An elderly couple has had a seemingly endless amount of money thrown at them by The Augusta National Club, which hosts the annual Masters Tournament, but they have continued to refuse to sell their long-held home.
Herman and Elizabeth Thacker first built their home in Augusta, Georgia, in 1959, and have watched as the homes in their neighbourhood have been bought out and turned into a free car park across from the golf club over the last 10 years, according to the New York Post.
In a 2016 interview with NJ.com, the Thackers said their modest home was where they hoped to live out their final days.
“We really don’t want to go”, Elizabeth said.
“Money ain’t everything,” Herman added.
Whenever a representative from the golf club came by to make an offer, including up to $1 million offers, the pair always invited him inside.
“He’ll come by here every so often and he’ll say, ‘Just want to let you know we’re still interested in your property’,” Herman said. “And we’ll tell him the same thing again.”
Herman and Elizabeth Thacker have lived in the home since they built it in 1953. Image: Google Maps
For Herman, the three-bedroom, two-bathroom home he’d lived in for more than 65 years was where he took his final breaths. The golf fan passed away in 2019 at age 86.
Elizabeth, his wife of 64 years, is still living in their home.

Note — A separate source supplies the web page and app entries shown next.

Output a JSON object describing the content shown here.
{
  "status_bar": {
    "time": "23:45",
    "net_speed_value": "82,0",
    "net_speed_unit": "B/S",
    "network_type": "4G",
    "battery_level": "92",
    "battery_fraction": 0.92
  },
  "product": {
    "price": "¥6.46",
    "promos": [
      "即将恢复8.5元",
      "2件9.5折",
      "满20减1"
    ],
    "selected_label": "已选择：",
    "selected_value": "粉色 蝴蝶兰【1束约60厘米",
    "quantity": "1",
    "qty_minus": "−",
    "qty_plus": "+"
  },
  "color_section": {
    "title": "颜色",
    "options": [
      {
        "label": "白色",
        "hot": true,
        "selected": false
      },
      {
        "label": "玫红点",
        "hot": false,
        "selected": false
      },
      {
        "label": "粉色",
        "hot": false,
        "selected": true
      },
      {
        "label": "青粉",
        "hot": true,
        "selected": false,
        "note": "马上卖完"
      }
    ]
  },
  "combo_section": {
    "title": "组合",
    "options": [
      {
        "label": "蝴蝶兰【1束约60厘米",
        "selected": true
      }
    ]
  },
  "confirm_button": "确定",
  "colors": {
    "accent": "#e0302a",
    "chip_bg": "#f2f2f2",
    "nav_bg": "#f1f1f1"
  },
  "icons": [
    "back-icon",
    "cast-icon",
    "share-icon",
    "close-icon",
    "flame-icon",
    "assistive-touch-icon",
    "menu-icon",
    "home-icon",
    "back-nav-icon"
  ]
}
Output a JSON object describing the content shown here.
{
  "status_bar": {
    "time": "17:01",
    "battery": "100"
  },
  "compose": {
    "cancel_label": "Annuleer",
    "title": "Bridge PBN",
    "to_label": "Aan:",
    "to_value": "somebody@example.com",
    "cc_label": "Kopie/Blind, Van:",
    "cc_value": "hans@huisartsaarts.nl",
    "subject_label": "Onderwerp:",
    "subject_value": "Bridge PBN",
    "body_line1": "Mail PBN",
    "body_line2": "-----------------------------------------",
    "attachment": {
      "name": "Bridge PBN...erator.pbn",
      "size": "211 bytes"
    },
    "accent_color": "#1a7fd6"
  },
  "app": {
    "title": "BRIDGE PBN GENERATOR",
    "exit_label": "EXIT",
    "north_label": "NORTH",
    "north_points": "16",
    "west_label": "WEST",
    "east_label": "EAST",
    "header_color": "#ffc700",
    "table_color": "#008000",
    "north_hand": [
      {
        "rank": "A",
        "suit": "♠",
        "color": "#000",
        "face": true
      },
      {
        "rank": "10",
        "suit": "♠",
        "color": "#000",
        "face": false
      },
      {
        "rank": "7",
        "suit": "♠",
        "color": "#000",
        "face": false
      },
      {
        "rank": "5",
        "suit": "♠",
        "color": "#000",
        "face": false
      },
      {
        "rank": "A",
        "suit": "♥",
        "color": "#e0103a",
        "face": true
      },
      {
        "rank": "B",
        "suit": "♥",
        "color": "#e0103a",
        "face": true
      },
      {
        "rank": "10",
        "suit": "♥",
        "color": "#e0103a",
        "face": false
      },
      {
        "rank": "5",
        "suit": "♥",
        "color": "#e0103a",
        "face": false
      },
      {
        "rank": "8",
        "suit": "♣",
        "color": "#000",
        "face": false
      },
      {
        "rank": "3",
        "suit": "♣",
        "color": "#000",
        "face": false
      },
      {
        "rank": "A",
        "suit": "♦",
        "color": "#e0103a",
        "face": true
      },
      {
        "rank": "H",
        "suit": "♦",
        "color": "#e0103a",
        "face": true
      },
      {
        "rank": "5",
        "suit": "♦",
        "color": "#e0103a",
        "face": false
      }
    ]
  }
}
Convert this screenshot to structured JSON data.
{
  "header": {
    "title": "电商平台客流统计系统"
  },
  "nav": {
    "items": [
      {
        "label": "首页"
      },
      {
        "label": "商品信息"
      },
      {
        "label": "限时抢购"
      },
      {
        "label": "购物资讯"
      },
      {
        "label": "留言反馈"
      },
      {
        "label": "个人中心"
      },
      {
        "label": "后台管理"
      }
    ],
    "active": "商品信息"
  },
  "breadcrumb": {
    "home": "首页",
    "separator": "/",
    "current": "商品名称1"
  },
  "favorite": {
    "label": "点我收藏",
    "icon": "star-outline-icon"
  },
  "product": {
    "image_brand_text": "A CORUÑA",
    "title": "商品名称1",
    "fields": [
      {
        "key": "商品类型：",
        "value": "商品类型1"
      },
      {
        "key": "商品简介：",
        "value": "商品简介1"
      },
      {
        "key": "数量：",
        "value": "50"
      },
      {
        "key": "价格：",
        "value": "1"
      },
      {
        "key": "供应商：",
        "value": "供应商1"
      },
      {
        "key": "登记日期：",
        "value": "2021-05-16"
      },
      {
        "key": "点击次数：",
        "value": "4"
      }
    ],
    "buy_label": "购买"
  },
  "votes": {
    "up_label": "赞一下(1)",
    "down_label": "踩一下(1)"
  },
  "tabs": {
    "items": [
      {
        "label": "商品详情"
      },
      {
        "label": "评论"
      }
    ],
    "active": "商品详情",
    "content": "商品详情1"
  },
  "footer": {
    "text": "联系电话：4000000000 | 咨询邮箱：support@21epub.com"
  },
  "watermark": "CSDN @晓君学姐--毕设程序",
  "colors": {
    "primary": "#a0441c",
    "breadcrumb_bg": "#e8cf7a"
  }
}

Over the years, the couple raised their two children in the home, and their family has since grown to include five grandchildren and five great-grandchildren who all manage to squeeze in when they visit for the holidays.
Over the last 20 years, the golf club has spent more than $200 million purchasing over 100 properties that span a whopping 270 acres, according to the Wall Street Journal, including a smaller property the Thackers owned across the street.
They eventually sold their second home to the glub for a hefty $1.2 million.
“They called us over there for the first time and made us an offer,” Herman said in the 2016 interview.
“I asked him: ‘Is that your bottom line?’ He said, ‘Yeah.’ I said, ‘Well, we’ll see you then’, and we got up and walked out. It wasn’t long before he was calling back over here, wanting to know if he could talk to us again.”
This article first appeared on OverSixty.